I didn’t get to Buggerru

For my last couple of days in Sardinia I visited the West coast. The first day I went to the Phoenician and then Roman city of Tharros, which was attractive, with some well preserved roman roads in a lovely setting on the edge of the sea.

Looking down one of the roman roads into the centre of Tharros.

The second day I did a more substantial walk which I originally planned to be between the tiny village of Porto Masua and the irresistibly-named Buggerru (that’s a soft ‘g’, in case you’re wondering). I sadly didn’t make it as far as Buggerru, but it was a brilliant walk anyway.

It started at the beach in the former mining town of Masua, and the idea was to walk along a road until I found a path that climbed up to the clifftops above. Unfortunately, I managed to miss the path and ended up at the end of the road, where a “helpful” local clearly took me for a climber rather than a walker and sent me up the climbers’ path, that hugged the cliff foot, avoided a buttress via a cave that passed through it, and then scrambled up a rocky gully. From there I pressed ahead, knowing there was a path somewhere above me, and after 15 minutes or so of crawling through bushes I popped out on the path I should have been on all along. The story of my whole trip to Sardinia, really!

Looking down on the Pan di Zuccero.

Once I’d found a proper path the walk was great, with fantastic views along the coast and the offshore island of Pan di Zuccero. I met up with a friendly Italian and he and I walked most of the day together. The path followed the sea, but usually at the top of a cliff. It dropped to sea level at the spectacular Canal Grande, a long, steep sided valley that ended at a rocky beach with a natural tunnel through the headland, and at Cala Domestica, a rather disappointing sandy beach where we elected to turn back as it was clear by then that we wouldn’t reach Buggerru and return while the bar on the beach at Masua was still open.

The arch/tunnel through the headland at Canal Grande.

The views were just as good on the way back, and this time I got to take the proper path back to the road, and hence to the bar.

Yes, there were other people around! This is Haymo, the Italian I spent the day walking with.

Both nights I stayed at Agriturismo – the Italian equivalent of a farm stay – Sa Rocca, an absolutely superb place in a little valley with no other houses, and just a flock of sheep with bells around their necks to disturb the peace. The rooms were nice, but the highlight was the fantastic food. €20 got you a meal with 5 or 6 different starters, plus pasta, main, and dessert with wine and a digestivo included as well, and the food was excellent! They even coped with my lousy Italian. I must have kept going on about it during the walk because the Italian I’d walked with decided to stay there as well the second night!

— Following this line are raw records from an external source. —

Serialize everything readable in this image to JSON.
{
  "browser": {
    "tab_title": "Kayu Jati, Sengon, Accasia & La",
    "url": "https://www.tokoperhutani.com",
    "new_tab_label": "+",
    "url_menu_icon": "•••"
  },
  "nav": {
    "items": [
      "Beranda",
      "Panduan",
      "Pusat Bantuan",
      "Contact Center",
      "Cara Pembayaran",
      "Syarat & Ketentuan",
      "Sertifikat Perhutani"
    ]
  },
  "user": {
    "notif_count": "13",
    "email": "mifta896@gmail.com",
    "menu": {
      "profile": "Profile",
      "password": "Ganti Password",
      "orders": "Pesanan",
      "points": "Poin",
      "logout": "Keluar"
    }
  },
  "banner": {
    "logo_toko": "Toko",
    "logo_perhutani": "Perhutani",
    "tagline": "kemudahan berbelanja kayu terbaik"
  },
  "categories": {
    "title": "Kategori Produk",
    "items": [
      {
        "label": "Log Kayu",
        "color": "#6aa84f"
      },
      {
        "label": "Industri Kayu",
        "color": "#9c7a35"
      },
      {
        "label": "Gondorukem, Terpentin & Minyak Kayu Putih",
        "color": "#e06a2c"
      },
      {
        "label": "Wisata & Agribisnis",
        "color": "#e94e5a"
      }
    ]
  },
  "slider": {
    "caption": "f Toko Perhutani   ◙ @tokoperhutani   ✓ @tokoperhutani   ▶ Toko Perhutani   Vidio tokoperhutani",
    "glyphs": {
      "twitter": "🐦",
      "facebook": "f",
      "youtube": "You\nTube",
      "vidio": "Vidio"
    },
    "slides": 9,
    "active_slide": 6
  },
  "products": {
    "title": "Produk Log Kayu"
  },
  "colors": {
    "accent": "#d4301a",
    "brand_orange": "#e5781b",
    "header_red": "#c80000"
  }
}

The Pan di Zuccero as the sun set.

Dinner and flowers

I had thought​ that the meal organised by a local bar for the people in the B&B would be the culinary highlight of the trip. I hadn’t counted on the fantastic festival in the nearby town of Girasole.

The dinner in Lotzerai was very nice – a starter of prosciutto and salsiccia, then culurgionis, pasta stuffed with potato and mint in a tomato sauce (a Sardinian speciality), and then roasted pork – but the festival was something else!

Dinner for the inhabitants of the B&B.

Girasole had clearly gone to town – there were stalls selling jewelry, sweets, toys, kitchen things…, And about 20 different food places, many of which were set up in people’s gardens. I went on the Saturday and the Sunday, and had two completely different meals. I (over two nights) had melted fontina cheese on flatbreads, deep fried pastry puffs, grilled tuna, Sea Urchin, pasta with mutton, the potato and mint things again, spicy octopus, and roast mutton. It was fabulous. At the same time, there was music, traditional dancing, and most bizarre of all, a group dressed in goat skins, with antlers on their heads, soot-covered faces and bones hanging on their backs that banged as they walked, that marched through the village and danced around a fire. Amazing!

Culurgionis, pasta stuffed with potato and mint. Yum!
Roasting mutton.

Since I know my parents will be interested, I’ve also put a few flower pictures in. April is a brilliant time to visit Sardinia as everything is in flower. The hills are full of rock roses and ??? with ??? under the trees. I still can’t believe how quiet it is.

Butterfly orchid?
Cyclamen are everywhere at the moment.
Masses of Asphodel.
A lake full of aquatic buttercups.
Some kind of bee orchid.